There are five categories of components that make up intelligent building automated systems. These can be installed during construction, or retrofitted in existing structures.

  • Sensors track temperature, humidity, lighting levels, occupancy, and other conditions, then transmit information to controllers.
  • Controllers act as the brain for the automated system, collecting data from sensors and then instructing the various systems to change conditions to enhance comfort, reduce energy consumption, or correct malfunctions.
  • Output devices, such as actuators and relays, carry the instructions from the controller to the various systems, allowing them to change conditions automatically.
  • Communication protocols use specific language understood by system components to deliver messages from controllers out to connected devices.
  • Terminal interfaces allow users to interact directly with the system in order to monitor or change settings as needed.

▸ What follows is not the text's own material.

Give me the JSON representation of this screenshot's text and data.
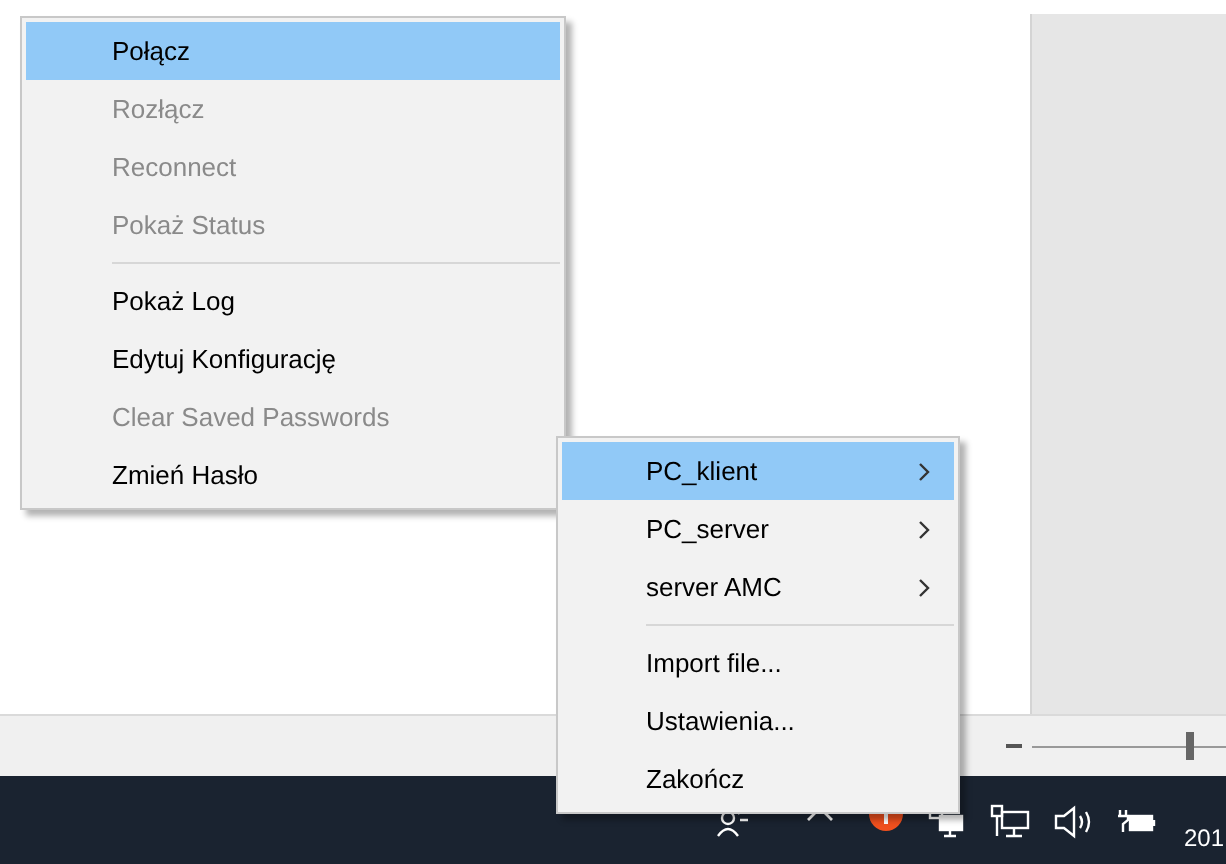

Unifying building systems and IoT technologies through well-planned integration is necessary to realize the full benefits of a smart BAS. A key component of this integrated system is analytics. An advanced analytics platform turns the data gathered by IoT sensors into meaningful, actionable insights that are easily understood by building owners, facilities managers, and other stakeholders. Offering single-pane-of-glass control, custom reporting options, and machine learning capabilities, this platform is the heart of a fully integrated building automation system.

The guidance of a master system integrator (MSI) is invaluable to making this possible. An experienced MSI will collaborate with building owners to understand their building and their goals. With this information, they can architect a custom solution and develop the layers of software that allow for seamless communication between devices, along with aggregating them into clusters that work together. Analytics can then be added to provide deep visibility into building systems and conditions and open up new automation opportunities.

Once deployed, an intelligent and integrated BAS relies on smart, and in some cases automated decision-making through IP-enabled devices, providing building operators with a more complete view of how their systems are operating.


The Future of Integrated Building Automation Systems

As with other technology, automation systems for buildings will continue to evolve as the needs of building owners and occupants change. Unlike many technologies, however, a state-of-the-art BAS allows you to anticipate, prepare for, and even fuel those changes. The right system can:

  • Help you develop new ways for businesses and organizations to interact within retail, residential, office, and public spaces.
  • Offer innovative solutions that allow businesses to experiment, explore, validate, and test work environments.
  • Provide more options for users to interact with the built spaces.
  • Contribute to a low-carbon economy

There is a bright future for building automation. Already, cutting-edge technology is making built environments more intuitive and easier to control than ever before, benefitting building owners, facility managers, and tenants alike.

There is a bright future for building automation. Already, cutting-edge technology is making built environments more intuitive and easier to control than ever before, benefitting building owners, facility managers, and tenants alike.